YOU ARE HERE: LAT HomeCollections

Transit Tax Most Helpful to Disabled and Elderly

April 21, 1985|MIKE WARD | Times Staff Writer

If you live in Arcadia, you can telephone Arcadia Dial-a-Ride and a van will come to your door in a few minutes to take you anywhere in the city for 50 cents.

If you live in Duarte, you can catch a free bus that circulates through every neighborhood in the city every hour.

If you live in La Verne and are 55 or older, you can ride Southern California Rapid Transit District buses free; the city will shoulder the cost of monthly passes.

All of these programs are financed by Proposition A, the half-cent sales tax approved by Los Angeles County voters in 1980. The measure gives San Gabriel Valley cities more than $9 million a year for public transportation, and they are spending the money in a variety of ways. Some cities are subsidizing taxi fares. Others are running dial-a-ride vans or fixed-route buses. And some are putting most of their money into bus stop shelters and park-and-ride lots for the RTD.

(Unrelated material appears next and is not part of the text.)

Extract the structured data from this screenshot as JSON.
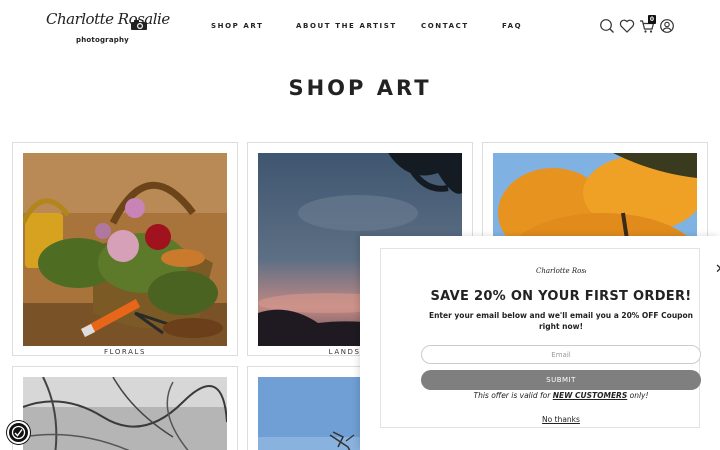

City officials say the strongest demand for public transit has come from the elderly and handicapped. Several cities had dial-a-ride programs for senior citizens and the disabled before Proposition A was passed, but the new money has brought expanded service.

Fares Range to 50 Cents

Alhambra, Azusa, Baldwin Park, Covina, El Monte, Glendora, La Verne, Monterey Park, Pasadena, Pomona, Rosemead, San Dimas, San Gabriel, South El Monte, South Pasadena, Temple City and West Covina all offer dial-a-ride to the elderly and handicapped at fares ranging from nothing to 50 cents. A few cities operate their own systems, but most contract with cab companies or minibus operators. The county offers the same sort of service in many unincorporated areas and La Puente will start a dial-a-ride for the elderly and handicapped next month.

Arcadia, Claremont and Monrovia offer dial-a-ride service to everyone.

The program costs Arcadia $1 million a year, drawing on state and federal transit subsidies as well as Proposition A funds. Steven Bocian, assistant to the city manager, said 250,000 trips are made in a year and the passengers represent a cross section of the city's residents.

Vans pick up passengers at their door, usually within half an hour of being called, and will take them anywhere in the city limits. In a typical hour during one recent weekday afternoon, the passengers included an elderly woman going home from shopping, an elderly man going home from lunch, a man in his 30s going to get his car out of a repair shop, six high school students and a 29-year-old architectural draftsman returning from a job-hunting trip. The draftsman, like all the others, said he did not have access to a car or he would have used it.

Bus driver Pamela Morgan said some riders leave cars at home because it is easier to take the dial-a-ride, but most passengers do not have that option.

Encouraging people to leave their cars home is one goal of Pasadena's Shopper Shuttle. The city uses Proposition A funds to pay the RTD to run buses along Colorado Boulevard and South Lake Avenue every 10 minutes from 11 a.m. to 3 p.m. weekdays and 10 a.m. to 5 p.m. Saturdays.

'Trapped' Without Cars

Dave Barnhart, Pasadena traffic and transportation engineer, said one reason people often give for not taking the bus or car-pooling to work is that they "feel trapped" during the day when they can't use their car to go to lunch or run errands. The Shopper Shuttle, he said, gives downtown Pasadena workers access to restaurants and shops at midday without using their cars.

The shuttle, which began in November, is not yet a success, however. It is averaging 180 riders a day, which Barnhart said is half the ridership needed to make the service worthwhile. The city has contracted for the shuttle to continue on a trial basis until Aug. 3.

City Director Rick Cole has suggested using Proposition A money to build and run a trolley line along Colorado Boulevard and South Lake Avenue. Developer John Wilson is seeking city approval to build a trolley line around the Pasadena Marketplace project in Old Town, but he has not asked for any subsidy from Proposition A funds.

Cole said he believes that a trolley line could be enough of a tourist attraction to justify the cost, although what it would cost to build and run the line is not yet clear.

SH Matter of Guesswork

Duarte City Manager Ken Caresio said figuring out what will work in local transportation is sometimes a matter of guesswork. He said Duarte decided to run a shuttle bus through the city partly because it is cheaper than dial-a-ride. Also, Caresio said, he had heard that dial-a-ride systems can get flooded with requests during rush hours, resulting in angry and frustrated passengers.

Caresio said the city decided to take a chance on shuttle service even though "we didn't know whether anybody would use it. The public wasn't clamoring for it."

But ridership has been so high (up to 400 passengers a day) that Duarte is going to trade its 22-passenger bus for one that seats 40.

Los Angeles Times Articles